Stoop and conquer
Being quite intimately conversant with the ways of the Hausa-Fulani, I am almost certain Mr Buhari’s health status was known to his close aides long before he assumed office. The Fulanis rarely fear a confidence would be betrayed: the consequences can be grave if one earns the reputation for being a blabbermouth. So, those with presidential ambitions within Mr Buhari’s inner circle – call them ‘the cabal’ if you like – were quite aware early on that he may not be able to serve a second term. So when Yemi Osinbajo – a southerner and Christian – was offered as a similarly ‘no-drama’ alternative (but whose presidential prospects were not as bright) to Mr Fashola, ‘Buharists’ were somewhat relieved. Restless beings that they are, which is typical of the ever-scheming Nigerian politician, they remained antsy: Vice-president Osinbajo was not only disrespected on occasion by some very senior Buharists and a particularly vocal northern state governor who is very close to Mr Buhari, they reportedly did so sometimes in the presence of their principal. Such is Mr Buhari’s stature in the north, that when he reportedly ordered his associates to keep the peace, they mellowed.

So, it is to Mr Buhari’s credit that Acting President Osinbajo has been allowed to do his job. It is not happenstance. It was envisaged he may have to do the job at some point – maybe not this early though. And Mr Buhari has had some experience with this type of rule. Back when he was military leader in the 1980s, he allowed his deputy, Tunde Idiagbon (a Muslim southerner), considerable latitude. Thus, those who are already praise-singing Mr Osinbajo are not doing him any favours. He couldn’t do the job effectively without the political cover of his principal. What Mr Buhari lacks in strength, he has in an able vice-president. True, it was unwise of him not to have allowed the humble law professor take on more responsibilities early on. But better late than never.

Respect zoning
Indications have emerged that suggest Mr Buhari would probably need regular medical care during the remainder of his tenure in office. So although he may return anytime now, or later but just in time before the statutory ninety days, after which his deputy may be vested with full authority, he would probably have to visit his British doctors much more regularly. An admonition: wolves already circling should let him be. And Mr Buhari must make it clear to his loyalists that Mr Osinbajo is to be allowed a peaceful rein. They would probably listen to him. But there is just one man they all worry about.

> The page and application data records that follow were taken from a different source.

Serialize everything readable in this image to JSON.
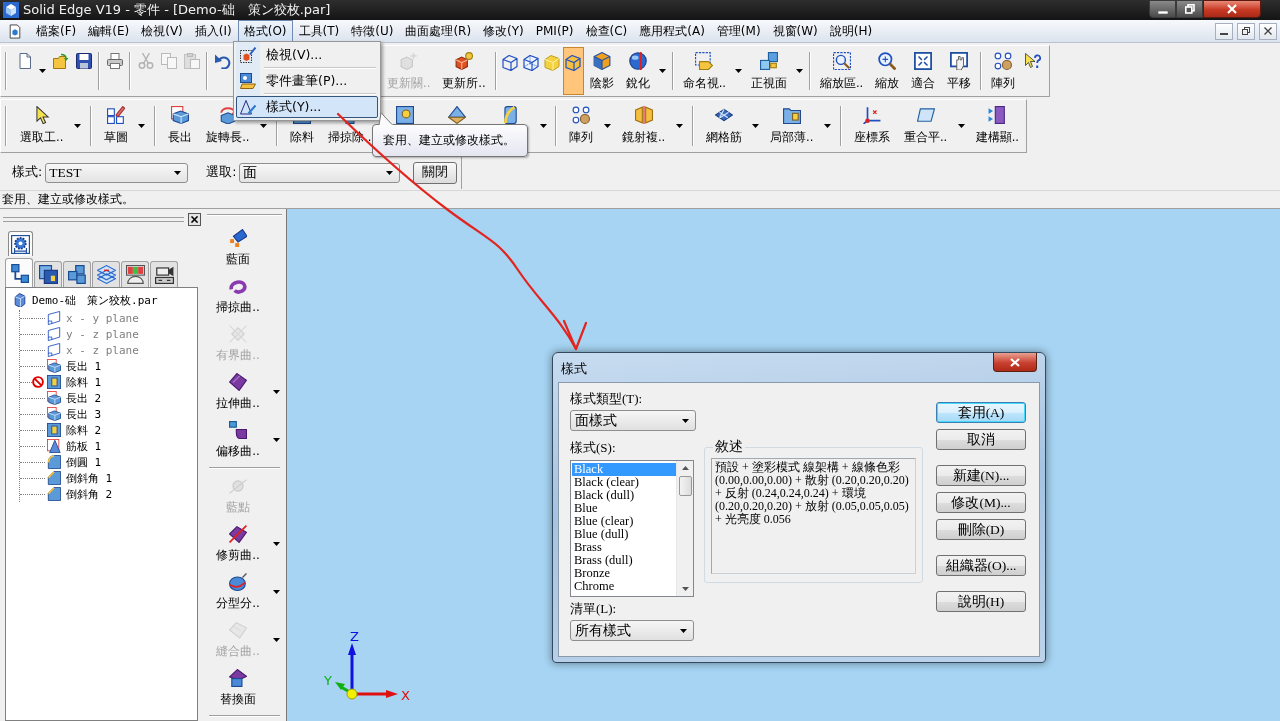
{
  "window": {
    "title": "Solid Edge V19 - 零件 - [Demo-础　策ン狡枚.par]"
  },
  "menu_bar": {
    "items": [
      {
        "label": "檔案(F)",
        "selected": false
      },
      {
        "label": "編輯(E)",
        "selected": false
      },
      {
        "label": "檢視(V)",
        "selected": false
      },
      {
        "label": "插入(I)",
        "selected": false
      },
      {
        "label": "格式(O)",
        "selected": true
      },
      {
        "label": "工具(T)",
        "selected": false
      },
      {
        "label": "特徵(U)",
        "selected": false
      },
      {
        "label": "曲面處理(R)",
        "selected": false
      },
      {
        "label": "修改(Y)",
        "selected": false
      },
      {
        "label": "PMI(P)",
        "selected": false
      },
      {
        "label": "檢查(C)",
        "selected": false
      },
      {
        "label": "應用程式(A)",
        "selected": false
      },
      {
        "label": "管理(M)",
        "selected": false
      },
      {
        "label": "視窗(W)",
        "selected": false
      },
      {
        "label": "說明(H)",
        "selected": false
      }
    ]
  },
  "toolbar_main": {
    "items": [
      {
        "kind": "icon",
        "disabled": false
      },
      {
        "kind": "dropdown"
      },
      {
        "kind": "icon",
        "disabled": false
      },
      {
        "kind": "icon",
        "disabled": false
      },
      {
        "kind": "separator"
      },
      {
        "kind": "icon",
        "disabled": false
      },
      {
        "kind": "separator"
      },
      {
        "kind": "icon",
        "disabled": true
      },
      {
        "kind": "icon",
        "disabled": true
      },
      {
        "kind": "icon",
        "disabled": true
      },
      {
        "kind": "separator"
      },
      {
        "kind": "icon",
        "disabled": false
      },
      {
        "kind": "button",
        "label": "更新關..",
        "disabled": true
      },
      {
        "kind": "button",
        "label": "更新所..",
        "disabled": false
      },
      {
        "kind": "separator"
      },
      {
        "kind": "toggle",
        "pressed": false
      },
      {
        "kind": "toggle",
        "pressed": false
      },
      {
        "kind": "toggle",
        "pressed": false
      },
      {
        "kind": "toggle",
        "pressed": true
      },
      {
        "kind": "button",
        "label": "陰影",
        "disabled": false
      },
      {
        "kind": "button",
        "label": "銳化",
        "disabled": false
      },
      {
        "kind": "dropdown"
      },
      {
        "kind": "separator"
      },
      {
        "kind": "button",
        "label": "命名視..",
        "disabled": false
      },
      {
        "kind": "dropdown"
      },
      {
        "kind": "button",
        "label": "正視面",
        "disabled": false
      },
      {
        "kind": "dropdown"
      },
      {
        "kind": "separator"
      },
      {
        "kind": "button",
        "label": "縮放區..",
        "disabled": false
      },
      {
        "kind": "button",
        "label": "縮放",
        "disabled": false
      },
      {
        "kind": "button",
        "label": "適合",
        "disabled": false
      },
      {
        "kind": "button",
        "label": "平移",
        "disabled": false
      },
      {
        "kind": "separator"
      },
      {
        "kind": "button",
        "label": "陣列",
        "disabled": false
      },
      {
        "kind": "icon",
        "disabled": false
      }
    ]
  },
  "toolbar_features": {
    "items": [
      {
        "kind": "button",
        "label": "選取工.."
      },
      {
        "kind": "dropdown"
      },
      {
        "kind": "separator"
      },
      {
        "kind": "button",
        "label": "草圖"
      },
      {
        "kind": "dropdown"
      },
      {
        "kind": "separator"
      },
      {
        "kind": "button",
        "label": "長出"
      },
      {
        "kind": "button",
        "label": "旋轉長.."
      },
      {
        "kind": "dropdown"
      },
      {
        "kind": "separator"
      },
      {
        "kind": "button",
        "label": "除料"
      },
      {
        "kind": "button",
        "label": "掃掠除.."
      },
      {
        "kind": "button"
      },
      {
        "kind": "button"
      },
      {
        "kind": "button"
      },
      {
        "kind": "dropdown"
      },
      {
        "kind": "separator"
      },
      {
        "kind": "button",
        "label": "陣列"
      },
      {
        "kind": "dropdown"
      },
      {
        "kind": "button",
        "label": "鏡射複.."
      },
      {
        "kind": "dropdown"
      },
      {
        "kind": "separator"
      },
      {
        "kind": "button",
        "label": "網格筋"
      },
      {
        "kind": "dropdown"
      },
      {
        "kind": "button",
        "label": "局部薄.."
      },
      {
        "kind": "dropdown"
      },
      {
        "kind": "separator"
      },
      {
        "kind": "button",
        "label": "座標系"
      },
      {
        "kind": "button",
        "label": "重合平.."
      },
      {
        "kind": "dropdown"
      },
      {
        "kind": "button",
        "label": "建構顯.."
      }
    ]
  },
  "style_bar": {
    "style_label": "樣式:",
    "style_value": "TEST",
    "select_label": "選取:",
    "select_value": "面",
    "close_button": "關閉"
  },
  "status_bar": {
    "text": "套用、建立或修改樣式。"
  },
  "pathfinder": {
    "top_tabs": [
      {
        "selected": true
      }
    ],
    "tabs": [
      {
        "selected": true
      },
      {
        "selected": false
      },
      {
        "selected": false
      },
      {
        "selected": false
      },
      {
        "selected": false
      },
      {
        "selected": false
      }
    ],
    "tree": {
      "label": "Demo-础　策ン狡枚.par",
      "children": [
        {
          "label": "x - y plane",
          "greyed": true,
          "error": false
        },
        {
          "label": "y - z plane",
          "greyed": true,
          "error": false
        },
        {
          "label": "x - z plane",
          "greyed": true,
          "error": false
        },
        {
          "label": "長出 1",
          "greyed": false,
          "error": false
        },
        {
          "label": "除料 1",
          "greyed": false,
          "error": true
        },
        {
          "label": "長出 2",
          "greyed": false,
          "error": false
        },
        {
          "label": "長出 3",
          "greyed": false,
          "error": false
        },
        {
          "label": "除料 2",
          "greyed": false,
          "error": false
        },
        {
          "label": "筋板 1",
          "greyed": false,
          "error": false
        },
        {
          "label": "倒圓 1",
          "greyed": false,
          "error": false
        },
        {
          "label": "倒斜角 1",
          "greyed": false,
          "error": false
        },
        {
          "label": "倒斜角 2",
          "greyed": false,
          "error": false
        }
      ]
    }
  },
  "surface_toolbar": {
    "items": [
      {
        "kind": "button",
        "label": "藍面",
        "disabled": false,
        "dropdown": false
      },
      {
        "kind": "button",
        "label": "掃掠曲..",
        "disabled": false,
        "dropdown": false
      },
      {
        "kind": "button",
        "label": "有界曲..",
        "disabled": true,
        "dropdown": false
      },
      {
        "kind": "button",
        "label": "拉伸曲..",
        "disabled": false,
        "dropdown": true
      },
      {
        "kind": "button",
        "label": "偏移曲..",
        "disabled": false,
        "dropdown": true
      },
      {
        "kind": "separator"
      },
      {
        "kind": "button",
        "label": "藍點",
        "disabled": true,
        "dropdown": false
      },
      {
        "kind": "button",
        "label": "修剪曲..",
        "disabled": false,
        "dropdown": true
      },
      {
        "kind": "button",
        "label": "分型分..",
        "disabled": false,
        "dropdown": true
      },
      {
        "kind": "button",
        "label": "縫合曲..",
        "disabled": true,
        "dropdown": true
      },
      {
        "kind": "button",
        "label": "替換面",
        "disabled": false,
        "dropdown": false
      },
      {
        "kind": "separator"
      }
    ]
  },
  "viewport": {
    "triad": {
      "z": "Z",
      "y": "Y",
      "x": "X"
    }
  },
  "format_menu": {
    "items": [
      {
        "label": "檢視(V)...",
        "selected": false
      },
      {
        "label": "零件畫筆(P)...",
        "selected": false
      },
      {
        "label": "樣式(Y)...",
        "selected": true
      }
    ]
  },
  "tooltip": {
    "text": "套用、建立或修改樣式。"
  },
  "style_dialog": {
    "title": "樣式",
    "type_label": "樣式類型(T):",
    "type_value": "面樣式",
    "styles_label": "樣式(S):",
    "styles": [
      {
        "label": "Black",
        "selected": true
      },
      {
        "label": "Black (clear)",
        "selected": false
      },
      {
        "label": "Black (dull)",
        "selected": false
      },
      {
        "label": "Blue",
        "selected": false
      },
      {
        "label": "Blue (clear)",
        "selected": false
      },
      {
        "label": "Blue (dull)",
        "selected": false
      },
      {
        "label": "Brass",
        "selected": false
      },
      {
        "label": "Brass (dull)",
        "selected": false
      },
      {
        "label": "Bronze",
        "selected": false
      },
      {
        "label": "Chrome",
        "selected": false
      }
    ],
    "list_label": "清單(L):",
    "list_value": "所有樣式",
    "description_title": "敘述",
    "description": "預設 + 塗彩模式 線架構 + 線條色彩 (0.00,0.00,0.00) + 散射 (0.20,0.20,0.20) + 反射 (0.24,0.24,0.24) + 環境 (0.20,0.20,0.20) + 放射 (0.05,0.05,0.05) + 光亮度 0.056",
    "button_groups": [
      [
        {
          "label": "套用(A)",
          "default": true
        },
        {
          "label": "取消",
          "default": false
        }
      ],
      [
        {
          "label": "新建(N)...",
          "default": false
        },
        {
          "label": "修改(M)...",
          "default": false
        },
        {
          "label": "刪除(D)",
          "default": false
        }
      ],
      [
        {
          "label": "組織器(O)...",
          "default": false
        }
      ],
      [
        {
          "label": "說明(H)",
          "default": false
        }
      ]
    ]
  }
}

Mr Tinubu, titular national leader of the APC, was a little ‘indiscreet’ lately, suggesting he might contest the presidency in 2019; comments considered insensitive by the northern establishment in light of Mr Buhari’s ill health. While he is not in government, the potential casualty of what is clearly an ill-advised action at this time, would be his ‘political son’ (albeit not as close as many others, but now to be certainly given the utmost political affection), Mr Osinbajo. Yes, he has since clarified his statement, asserting his loyalty to Mr Buhari and declaring he would never contest against him. Still, his message has been heard loud and clear: astute and experienced politicians of his ilk do not make such utterances without careful consideration. And his cohort in the north have definitely taken notice: measures to avoid a repeat of their Yar’Adua – Jonathan loss are probably now in high gear.

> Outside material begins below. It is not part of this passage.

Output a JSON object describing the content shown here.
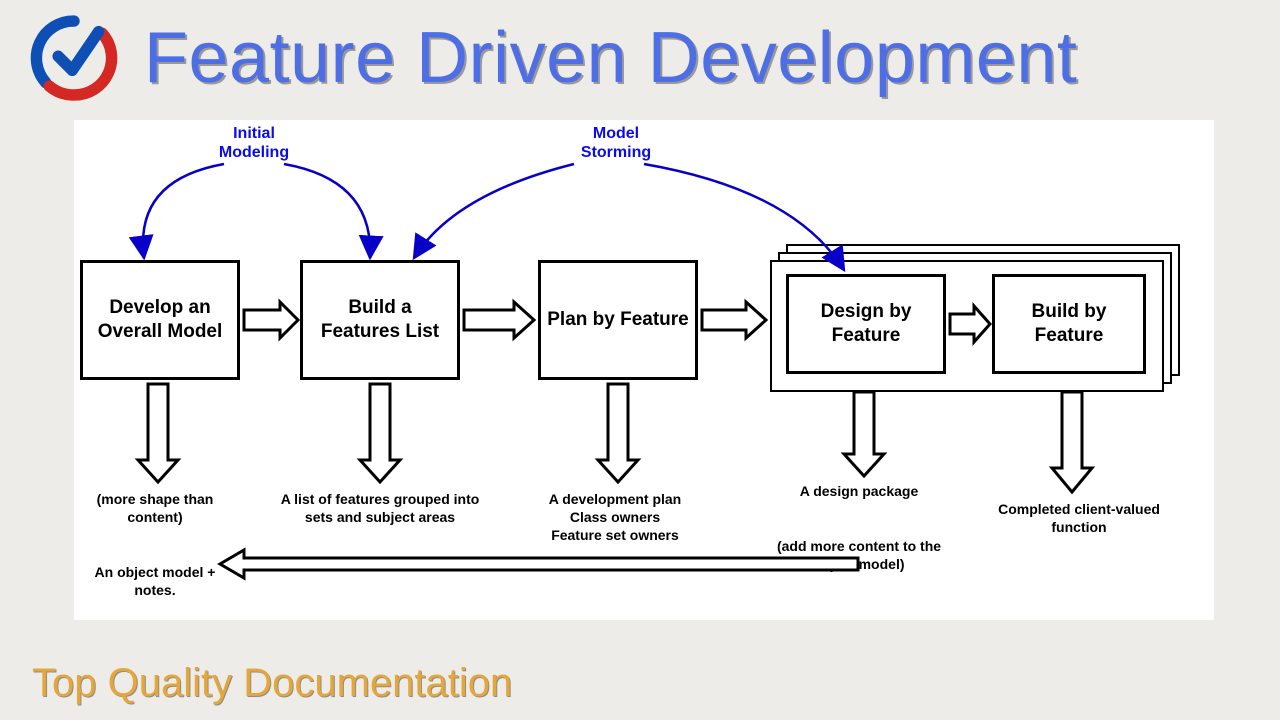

In the interest of our peace and security, the political elite must ensure zoning is not jettisoned yet again. It may seem self-interested for northern politicians to clamour for it at this time, in light of Buhari’s potential single-term presidency, but essentially the north-south power-rotation arrangement benefits minorities in the long-run. And we should not soon forget what happened the last time that pact was betrayed.

Also published in my BusinessDay Nigeria column (Tuesdays). See link viz.